At current valuations, markets are pricing in expectations for expansion in both Uniform Margins and Turns.
Earnings Call Forensics
Valens’ qualitative analysis of the firm’s Q3 2019 earnings call highlights that management may be exaggerating the value of their InSight dashboard and the accessibility of their WordPress product.
Furthermore, they may lack confidence in their ability to integrate larger acquisitions and sustain recent revenue growth. Finally, they may lack confidence in their ability to sustain recent renewal rate improvements and drive active usage of their current products.
UAFRS VS As-Reported
Uniform Accounting metrics also highlight a significantly different fundamental picture for ITW than as-reported metrics reflect.
As-reported metrics can lead investors to view a company to be dramatically stronger or weaker than real operating fundamentals highlight.
Understanding where these distortions occur can help explain why market expectations for the company may be divergent.
As-reported metrics significantly understate ITW’s profitability.
For example, as-reported ROA for ITW was 14% in 2019, only half of their Uniform ROA of 28%, making ITW appear to be a much weaker business than real economic metrics highlight.
Moreover, since 2012, as-reported ROA has been less than half of Uniform ROA in each year, significantly distorting the market’s perception of the firm’s recent profitability levels.
SUMMARY and Illinois Tool Works Inc. Tearsheet

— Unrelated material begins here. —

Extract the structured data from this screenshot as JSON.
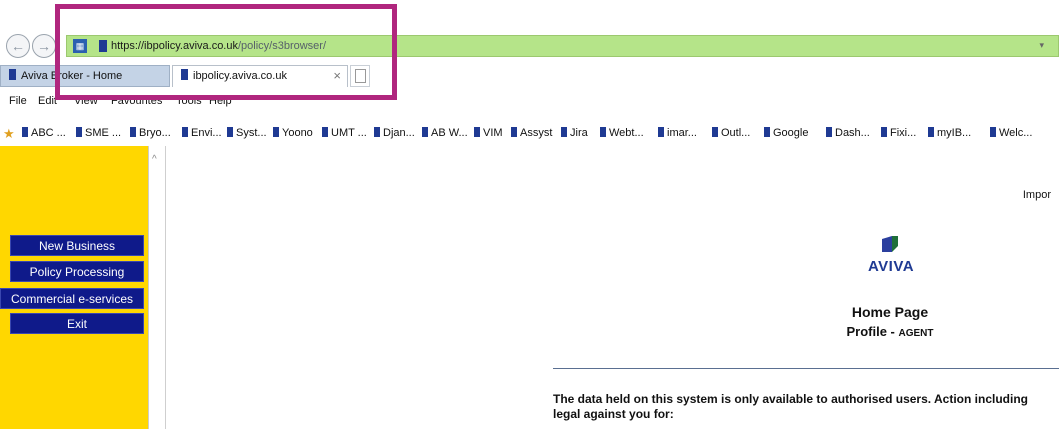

As the Uniform Accounting tearsheet for Illinois Tool Works Inc. (ITW) highlights, the Uniform P/E trades at 21.9x, which is around the global corporate average valuation levels and its own recent history.
High P/Es require high EPS growth to sustain them. In the case of Illinois Tool Works, the company has recently shown a 4% Uniform EPS shrinkage.
Wall Street analysts provide stock and valuation recommendations that in general provide very poor guidance or insight. However, Wall Street analysts’ near-term earnings forecasts tend to have relevant information.
We take Wall Street forecasts for GAAP earnings and convert them to Uniform earnings forecasts. When we do this, Illinois Tool Works’ Wall Street analyst-driven forecast is 11% into 2019. That falls down to a 3% growth in earnings in 2020.
Based on current stock market valuations, we can back into the required earnings growth rate that would justify $168 per share. These are often referred to as market embedded expectations. In order to meet the current market valuation levels of Illinois Tool Works, the company would have to have Uniform earnings grow by 1% each year over the next three years.
What Wall Street analysts expect for Illinois Tool Works’ earnings growth increases below what the current stock market valuation requires.
Meanwhile, the company’s earnings power is 5x corporate averages, signaling that there is very low cash flow risk to the company’s operations and credit profile.
To conclude, Illinois Tool Works’ Uniform earnings growth is in line with peer averages. Also, the company is trading at above average peer valuations.
Joel Litman & Rob Spivey
Chief Investment Strategist &
Director of Research
at Valens Research